Although dinosaurs, saber-toothed tigers & woolly mammoth, among other creatures, no longer roam the planet, occasionally we encounter something that stays & more importantly speaks across the ages. Chocolate still continues the storied conversation in that vein.
Research with cacáo genetics accelerates at such a clip that new findings pertaining to Marañón Canyon have possibly already eclipsed it. But the drama of how it came about & evolves should capture attention for some time to come since it is chocolate making history.
As the Pleistocene Park of cacáo, Marañon Canyon inevitably will draw parallels to other sacred cacáo groves which have taken on mythical dimensions in the minds of chocoscenti around the world. Those hallowed names Chuao, Xoconochco, Rio Bení, Sambirano Valley. It belongs in their company. But in truth, it’s better organized than some prehistoric jungleland – more in line with a retro-utopia.
Retro because all the pure pristine nature in the Amazon basin inhabited by small “Stone Age tribes” & “primordial wildlife” that continues to grip our collective imagination – fantasized recently in a Rolling Stone article of an existence “unchanged since the dawn of time” – is largely secondary forest overgrown atop a civilization that lived here for at least 1,500 years.
The groundbreaking work of Michael J. Heckenberger among the Kuikuro indigenistas of Brazil’s Xingu Reserve unveils this terra incognito hidden under the forest canopy. In a rarity for the modern age, the Kuikuro have retained the full breadth of their culture – language, rituals, arts, & economy. Heckenberger’s Amazonia 1492: Pristine Forest or Cultural Parkland reads as a sequel to Charles C. Mann’s 1491: New Revelations of the Americas before Columbus. He shows that the ways of the Kuikuro, their organized settlements, gardens, fields, & orchards create a rich biodiversity using soil-enrichment techniques, long crop rotation cycles & a generalized forest management that form a direct link to their ancestors. Evidence of ancient earthworks tells their story, & how humans helped shape the rain forest by design.

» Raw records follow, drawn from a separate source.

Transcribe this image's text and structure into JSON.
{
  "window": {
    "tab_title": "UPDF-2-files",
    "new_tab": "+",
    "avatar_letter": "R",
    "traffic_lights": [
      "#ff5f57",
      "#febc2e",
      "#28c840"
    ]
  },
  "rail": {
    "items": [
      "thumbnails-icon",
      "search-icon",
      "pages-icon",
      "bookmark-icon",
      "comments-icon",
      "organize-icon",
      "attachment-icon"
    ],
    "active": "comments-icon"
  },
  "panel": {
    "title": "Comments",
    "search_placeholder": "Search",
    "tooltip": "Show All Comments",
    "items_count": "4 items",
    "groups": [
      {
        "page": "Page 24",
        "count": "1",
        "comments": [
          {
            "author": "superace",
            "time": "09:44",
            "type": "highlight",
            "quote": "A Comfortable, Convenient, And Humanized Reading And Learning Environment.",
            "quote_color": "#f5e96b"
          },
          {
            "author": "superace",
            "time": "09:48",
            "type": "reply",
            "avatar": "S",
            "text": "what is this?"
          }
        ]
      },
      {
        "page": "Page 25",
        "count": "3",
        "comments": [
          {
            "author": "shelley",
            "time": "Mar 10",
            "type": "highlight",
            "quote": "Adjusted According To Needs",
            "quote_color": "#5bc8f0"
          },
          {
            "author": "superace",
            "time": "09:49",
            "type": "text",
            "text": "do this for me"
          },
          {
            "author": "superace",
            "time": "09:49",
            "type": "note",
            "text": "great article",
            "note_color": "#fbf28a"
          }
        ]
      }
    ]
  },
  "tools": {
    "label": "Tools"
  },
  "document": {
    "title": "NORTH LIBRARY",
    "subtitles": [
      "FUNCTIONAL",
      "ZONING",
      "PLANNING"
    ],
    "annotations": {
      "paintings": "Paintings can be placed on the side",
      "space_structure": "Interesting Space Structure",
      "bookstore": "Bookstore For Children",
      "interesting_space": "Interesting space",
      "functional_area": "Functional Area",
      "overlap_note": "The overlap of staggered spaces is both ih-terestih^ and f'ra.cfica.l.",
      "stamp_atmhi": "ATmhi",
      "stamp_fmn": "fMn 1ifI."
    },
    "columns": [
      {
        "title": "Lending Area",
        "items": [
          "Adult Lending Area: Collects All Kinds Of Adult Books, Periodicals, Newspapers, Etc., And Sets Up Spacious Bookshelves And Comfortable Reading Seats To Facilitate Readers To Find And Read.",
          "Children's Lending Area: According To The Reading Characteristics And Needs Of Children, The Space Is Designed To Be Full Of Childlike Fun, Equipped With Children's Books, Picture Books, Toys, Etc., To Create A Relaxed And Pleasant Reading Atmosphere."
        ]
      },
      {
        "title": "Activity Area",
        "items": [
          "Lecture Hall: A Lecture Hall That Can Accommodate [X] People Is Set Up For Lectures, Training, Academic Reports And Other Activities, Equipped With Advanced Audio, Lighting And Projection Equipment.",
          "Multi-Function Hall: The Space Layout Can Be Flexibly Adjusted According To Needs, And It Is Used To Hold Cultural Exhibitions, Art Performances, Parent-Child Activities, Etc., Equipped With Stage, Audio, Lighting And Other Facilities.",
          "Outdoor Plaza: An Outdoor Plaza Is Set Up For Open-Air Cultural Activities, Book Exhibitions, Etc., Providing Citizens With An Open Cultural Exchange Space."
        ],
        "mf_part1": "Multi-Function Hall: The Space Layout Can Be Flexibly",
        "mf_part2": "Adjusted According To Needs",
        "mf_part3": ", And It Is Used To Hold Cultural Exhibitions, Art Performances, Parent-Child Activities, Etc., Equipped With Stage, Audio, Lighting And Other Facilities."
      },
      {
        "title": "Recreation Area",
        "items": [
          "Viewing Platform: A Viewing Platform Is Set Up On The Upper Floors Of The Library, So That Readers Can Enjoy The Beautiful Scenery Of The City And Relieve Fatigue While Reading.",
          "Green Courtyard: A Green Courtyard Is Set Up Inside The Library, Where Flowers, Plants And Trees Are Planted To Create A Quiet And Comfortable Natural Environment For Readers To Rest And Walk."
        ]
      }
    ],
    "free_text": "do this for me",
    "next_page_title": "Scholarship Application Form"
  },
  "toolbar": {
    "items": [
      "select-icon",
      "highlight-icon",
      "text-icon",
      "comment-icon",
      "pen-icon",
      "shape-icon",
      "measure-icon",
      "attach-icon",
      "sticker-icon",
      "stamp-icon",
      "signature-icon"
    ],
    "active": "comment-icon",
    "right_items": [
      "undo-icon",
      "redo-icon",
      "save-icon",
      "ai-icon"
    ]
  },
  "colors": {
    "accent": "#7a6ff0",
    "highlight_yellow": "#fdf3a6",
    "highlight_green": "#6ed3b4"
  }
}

Kuhikugu, the largest pre-Columbian settlement yet uncovered, served as the hub of a radial trade network interconnected by carefully aligned roads the width of modern freeways transecting the jungle with raised causeways or overpasses, bridges & canals. In precise plots they reworked the terrain, digging a vast irrigation system, growing manioc, harvesting pequi fruit trees, & collecting sapé grass to build their thatch houses. Artificial ponds & weirs in the wetlands signal fish farming. Outside the main population zones, they foraged into the deep forest for animals, medicinal plants & spirit worship.
These societies practiced composting & recycling, controlled burning of vegetative cover for soil enrichment, making it darker & loamy. The size of each village palisade, & the sum of these population clusters, integrated close together into larger political units numbering 30,000 to 50,000, totaled perhaps as many as 10 million in all, compared to maybe 200,000 who inhabit the Amazon today. Theirs represent one model of land-use – a green proto-urbanism – ripe with advanced techniques for sustainable agro-forestry. It could be instructive in the 21st century & beyond in how we mold & redevelop transitional rainforests.
So there’s cause to rejoice for this particular cacáo is in good hands. The future in the shady cacáo groves & the chocolates salons around the globe looks brighter. Nurseries are sprouting up, seedlings taking root, new buds are flowering.
At the risk of getting carried away, a world heritage site the UN & The Smithsonian need to know about.
GO TO PART XVI –> Belly-Slammed Back to Reality